Groobees – Blue Door (Oklahoma City, OK)
Nobody seems to know what the Blue Door structure was used for when it was built nearly 100 years ago, but the local consensus is that it was a general store. Hidden in the middle of a working-class neighborhood, the humble club hosts great songwriters regularly. Songs and stories are swapped for applause and sometimes laughs. For informality, intimacy, and a sense of community, there’s no better place to be.
As night fell, the Groobees filled the small stage with a variety of instruments. They were aided and abetted by fellow Texan Jeff Plankenhorn, whose pedal steel and dobro exploits were the talk of the night. Six Groobees took the crowded stage. When they began “Let’s Go Out Tonight”, there were fifteen in the audience.
The opener, like much of the two-hour show, came from the band’s new album, Buy One, Get Eleven Free, whose title was repeatedly mangled by the band, to everyone’s amusement. Susan Gibson sang “My Best Feature” with shrugs and facial expressions worthy of Charlie Chaplin. Scott Melott’s “George & Lucille” is the story of his grandparents’ undying love, delivered with little poetry and much emotion: “They met in 1937/They’re holding hands still.”
“Wide Open Spaces” was performed, after Gibson thanked the Dixie Chicks in absentia for making her song a huge hit. Opinion was unanimous that the Groobees do it better, but that the Chicks’ version helps pay the rent.

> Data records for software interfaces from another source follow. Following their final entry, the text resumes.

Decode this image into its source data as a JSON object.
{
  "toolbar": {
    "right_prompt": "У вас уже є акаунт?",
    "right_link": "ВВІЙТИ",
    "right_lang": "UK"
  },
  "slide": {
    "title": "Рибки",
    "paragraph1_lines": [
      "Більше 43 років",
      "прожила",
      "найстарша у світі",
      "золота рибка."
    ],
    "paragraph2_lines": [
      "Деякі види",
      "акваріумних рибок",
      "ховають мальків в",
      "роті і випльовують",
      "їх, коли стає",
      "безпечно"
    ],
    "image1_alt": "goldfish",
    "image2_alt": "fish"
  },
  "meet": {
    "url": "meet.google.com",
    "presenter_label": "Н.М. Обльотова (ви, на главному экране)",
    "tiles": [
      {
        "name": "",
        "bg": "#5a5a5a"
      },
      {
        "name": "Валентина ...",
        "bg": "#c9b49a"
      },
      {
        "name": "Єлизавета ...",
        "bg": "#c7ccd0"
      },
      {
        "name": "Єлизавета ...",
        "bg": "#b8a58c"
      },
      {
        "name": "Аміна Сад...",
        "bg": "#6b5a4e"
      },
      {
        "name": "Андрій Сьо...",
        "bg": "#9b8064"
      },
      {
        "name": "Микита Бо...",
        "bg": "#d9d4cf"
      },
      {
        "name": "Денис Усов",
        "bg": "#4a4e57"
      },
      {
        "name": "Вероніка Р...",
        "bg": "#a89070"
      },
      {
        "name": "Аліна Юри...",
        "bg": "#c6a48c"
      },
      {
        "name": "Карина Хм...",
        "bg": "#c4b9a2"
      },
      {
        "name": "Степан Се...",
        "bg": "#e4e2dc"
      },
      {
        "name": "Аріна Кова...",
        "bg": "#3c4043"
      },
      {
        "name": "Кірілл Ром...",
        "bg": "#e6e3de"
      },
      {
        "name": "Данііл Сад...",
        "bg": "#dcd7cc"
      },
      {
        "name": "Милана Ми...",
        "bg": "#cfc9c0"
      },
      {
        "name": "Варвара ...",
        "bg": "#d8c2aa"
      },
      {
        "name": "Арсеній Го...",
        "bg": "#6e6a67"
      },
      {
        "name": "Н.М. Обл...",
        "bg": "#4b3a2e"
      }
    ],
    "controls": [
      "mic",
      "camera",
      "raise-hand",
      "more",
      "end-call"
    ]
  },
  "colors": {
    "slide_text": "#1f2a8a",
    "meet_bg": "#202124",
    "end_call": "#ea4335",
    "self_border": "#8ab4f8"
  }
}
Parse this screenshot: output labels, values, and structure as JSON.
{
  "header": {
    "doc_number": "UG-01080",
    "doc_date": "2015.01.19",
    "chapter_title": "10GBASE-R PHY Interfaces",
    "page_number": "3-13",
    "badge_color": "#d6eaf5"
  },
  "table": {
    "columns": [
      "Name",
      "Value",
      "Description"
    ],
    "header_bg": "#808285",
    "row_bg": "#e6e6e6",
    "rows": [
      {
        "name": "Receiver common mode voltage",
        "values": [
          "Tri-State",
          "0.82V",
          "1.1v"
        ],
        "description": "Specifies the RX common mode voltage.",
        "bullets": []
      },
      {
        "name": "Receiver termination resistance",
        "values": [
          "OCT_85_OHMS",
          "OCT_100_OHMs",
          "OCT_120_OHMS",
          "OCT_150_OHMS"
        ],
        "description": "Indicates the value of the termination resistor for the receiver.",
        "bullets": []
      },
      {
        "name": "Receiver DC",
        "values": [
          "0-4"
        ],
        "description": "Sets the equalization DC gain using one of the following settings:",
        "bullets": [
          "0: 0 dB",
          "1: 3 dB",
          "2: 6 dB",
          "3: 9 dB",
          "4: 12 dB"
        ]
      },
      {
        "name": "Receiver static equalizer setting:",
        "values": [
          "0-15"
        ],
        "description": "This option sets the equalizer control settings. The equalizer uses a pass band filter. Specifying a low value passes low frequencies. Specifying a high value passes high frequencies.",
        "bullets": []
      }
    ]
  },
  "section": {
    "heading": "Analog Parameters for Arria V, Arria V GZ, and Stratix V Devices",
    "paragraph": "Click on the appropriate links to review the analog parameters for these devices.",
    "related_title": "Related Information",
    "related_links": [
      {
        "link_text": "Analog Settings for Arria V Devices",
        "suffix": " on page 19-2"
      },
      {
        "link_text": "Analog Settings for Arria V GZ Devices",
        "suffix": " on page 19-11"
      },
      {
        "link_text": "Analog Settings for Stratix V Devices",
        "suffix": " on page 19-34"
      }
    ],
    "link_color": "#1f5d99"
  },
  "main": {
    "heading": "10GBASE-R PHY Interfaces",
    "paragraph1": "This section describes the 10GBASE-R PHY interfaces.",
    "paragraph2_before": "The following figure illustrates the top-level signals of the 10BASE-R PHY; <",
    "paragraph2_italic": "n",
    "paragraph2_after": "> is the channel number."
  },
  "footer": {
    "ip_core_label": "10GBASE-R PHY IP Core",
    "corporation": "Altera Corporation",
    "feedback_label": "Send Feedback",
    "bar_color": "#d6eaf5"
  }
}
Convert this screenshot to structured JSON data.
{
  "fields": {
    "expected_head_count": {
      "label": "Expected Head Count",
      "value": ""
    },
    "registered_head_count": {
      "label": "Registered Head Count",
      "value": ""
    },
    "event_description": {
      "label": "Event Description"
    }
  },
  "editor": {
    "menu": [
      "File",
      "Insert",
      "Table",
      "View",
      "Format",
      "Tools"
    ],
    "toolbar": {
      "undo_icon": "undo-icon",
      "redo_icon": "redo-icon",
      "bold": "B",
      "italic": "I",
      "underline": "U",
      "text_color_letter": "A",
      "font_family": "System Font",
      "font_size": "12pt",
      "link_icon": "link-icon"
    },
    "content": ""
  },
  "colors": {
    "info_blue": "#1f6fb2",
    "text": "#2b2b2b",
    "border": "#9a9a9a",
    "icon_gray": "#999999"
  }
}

Much of the Groobees’ appeal is their obvious love for each other and for their nomadic lives. Melott switched from guitar to keyboard to accordion, and suffered a barrage of good-natured abuse from his bandmates. Guitarist Gary Thomason beamed and bounced up and down all night; when he performed one song solo, his fellow Groobees sang along, off stage, off mike, in a touching show of support. Thomason then led the band in a rocking cover of “Sixteen Tons” that owed a sizable debt to “Stray Cat Strut”. Next, the band played two new songs based on personal experiences: “Ballad Of An Opening Band”, and “Cheap Trucker Speed”, the latter a honky-tonk ode to over-the-counter stimulants.
The affability and camaraderie of the Groobees was a perfect fit for the ragged but inviting Blue Door, which doesn’t feature many electric bands. By the end of the show, the crowd had more than doubled, warmed by a band that epitomizes the idea of musical community.